functions of the important trigger controls and be able to use them effectively.

.
intensity and focus: Adjusting the INTENSITY control changes the brightness of the oscilloscope
display. The FOCUS should be set to produce a bright clear trace.

If required, TR can be adjusted using a small screwdriver so that the oscilloscope trace is exactly
horizontal when no signal is connected.

.
X-POS: Allows the whole V/t graph to be moved from side to side on the oscilloscope screen.

This is useful when you want to use the grid in front of the screen to make measurements, for example,
to measure the period of a waveform.

.
X-MAG: In the IN position, the horizontal scale of the V/t graph is increased by 10 times. For
example, if TIME/DIV is set for 1 ms per division and X-MAG is pushed IN, the scale is changed to
0.1 ms per division.
.
CAL outputs: The top terminal gives a 0.2 V peak to peak square wave, while the lower terminal
gives a 2 V peak to peak square wave, both at 50 Hz.
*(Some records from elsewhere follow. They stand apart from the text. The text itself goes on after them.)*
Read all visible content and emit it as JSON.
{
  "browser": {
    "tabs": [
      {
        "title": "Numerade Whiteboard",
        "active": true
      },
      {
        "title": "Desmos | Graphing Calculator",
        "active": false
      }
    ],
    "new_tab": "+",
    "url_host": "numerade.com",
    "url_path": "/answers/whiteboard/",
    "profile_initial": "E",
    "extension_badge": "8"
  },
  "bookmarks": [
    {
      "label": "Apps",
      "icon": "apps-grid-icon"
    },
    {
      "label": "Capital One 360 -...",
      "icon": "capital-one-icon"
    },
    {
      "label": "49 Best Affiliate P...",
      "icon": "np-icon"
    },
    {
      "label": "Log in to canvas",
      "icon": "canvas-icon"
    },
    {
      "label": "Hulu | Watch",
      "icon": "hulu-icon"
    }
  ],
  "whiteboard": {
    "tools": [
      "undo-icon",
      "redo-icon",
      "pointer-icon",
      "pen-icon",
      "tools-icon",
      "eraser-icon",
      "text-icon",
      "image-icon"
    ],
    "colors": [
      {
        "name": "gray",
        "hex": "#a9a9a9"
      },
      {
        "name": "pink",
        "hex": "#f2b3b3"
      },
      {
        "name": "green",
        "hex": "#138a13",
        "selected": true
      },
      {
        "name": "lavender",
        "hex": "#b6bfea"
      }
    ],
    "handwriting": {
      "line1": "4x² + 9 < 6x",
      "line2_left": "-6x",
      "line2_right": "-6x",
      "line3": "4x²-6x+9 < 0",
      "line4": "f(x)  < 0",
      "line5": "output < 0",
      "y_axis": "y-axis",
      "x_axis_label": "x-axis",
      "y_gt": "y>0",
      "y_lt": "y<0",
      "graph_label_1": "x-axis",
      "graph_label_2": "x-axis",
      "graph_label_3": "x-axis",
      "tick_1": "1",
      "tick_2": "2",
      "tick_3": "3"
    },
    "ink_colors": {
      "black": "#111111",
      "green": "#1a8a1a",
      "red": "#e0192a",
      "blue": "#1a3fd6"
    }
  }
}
The signals from these outputs are used to confirm that the oscilloscope is correctly calibrated.

.
component tester: The output socket provides a changing voltage which allows component
characteristic curves to be displayed on the oscilloscope screen.

When the button is IN, the oscilloscope displays a V/V graph, with the component tester voltage
connected internally to provide the horizontal axis.

To get normal V/t graph operation the component tester button must be in the OUT position.

.
Y-POS I and Y-POS II: These controls allow the corresponding trace to be moved up or down,
changing the position representing 0 V on the oscilloscope screen.
To investigate an alternating signal, you adjust Y-POS so that the 0 V level is close to the centre of the
screen. For a pulse waveform, it is more useful to have 0 V close to the bottom of the screen.

Y-POS I and Y-POS II allow the 0 V levels of the two traces to be adjusted independently.

.
invert: When the INVERT button is pressed IN, the corresponding signal is turned upside down, or
inverted, on the oscilloscope screen.

This feature is sometimes useful when comparing signals.

.
CH I and CH II inputs: Signals are connected to the BNC input sockets using BNC plugs.

The smaller socket next to the BNC input socket provides an additional 0 V, GROUND or EARTH
connection.

.
VOLTS / DIV: Adjust the vertical scale of the V/t graph. The vertical scales for CH I and CH II can
.
DC/AC/GND slide switches: In the DC position, the signal input is connected directly to the Y-
amplifier of the corresponding channel, CH I or CH II. In the AC position, a capacitor is connected
into the signal pathway so that DC voltages are blocked and only changing AC signals are displayed.

In the GND position, the input of the Y-amplfier is connected to 0 V. This allows you to check the
position of 0 V on the oscilloscope screen.

The DC position of these switches is correct for most signals.

.
trace selection switches: The settings of these switches control which traces appear on the
oscilloscope screen.

CH I/II DUAL ADD effect of setting

normal operation:
OUT OUT OUT
only CH I displayed, triggering from CH I
IN OUT OUT only CH II displayed, triggering from CH II

IN IN OUT
II

CH I and CH II signals added together to produce a single trace,

OUT OUT IN
triggering from CH I

CH I and CH II signals added together to produce a single trace,

IN OUT IN
triggering from CH II

IN IN IN CH I and CH II displayed simultaneously, triggering from CH II

Settings highlighted in yellow are used frequently. Experience with the oscilloscope will help you to
decide which setting is best for a particular application.

For normal operation, all three buttons are in the OUT position.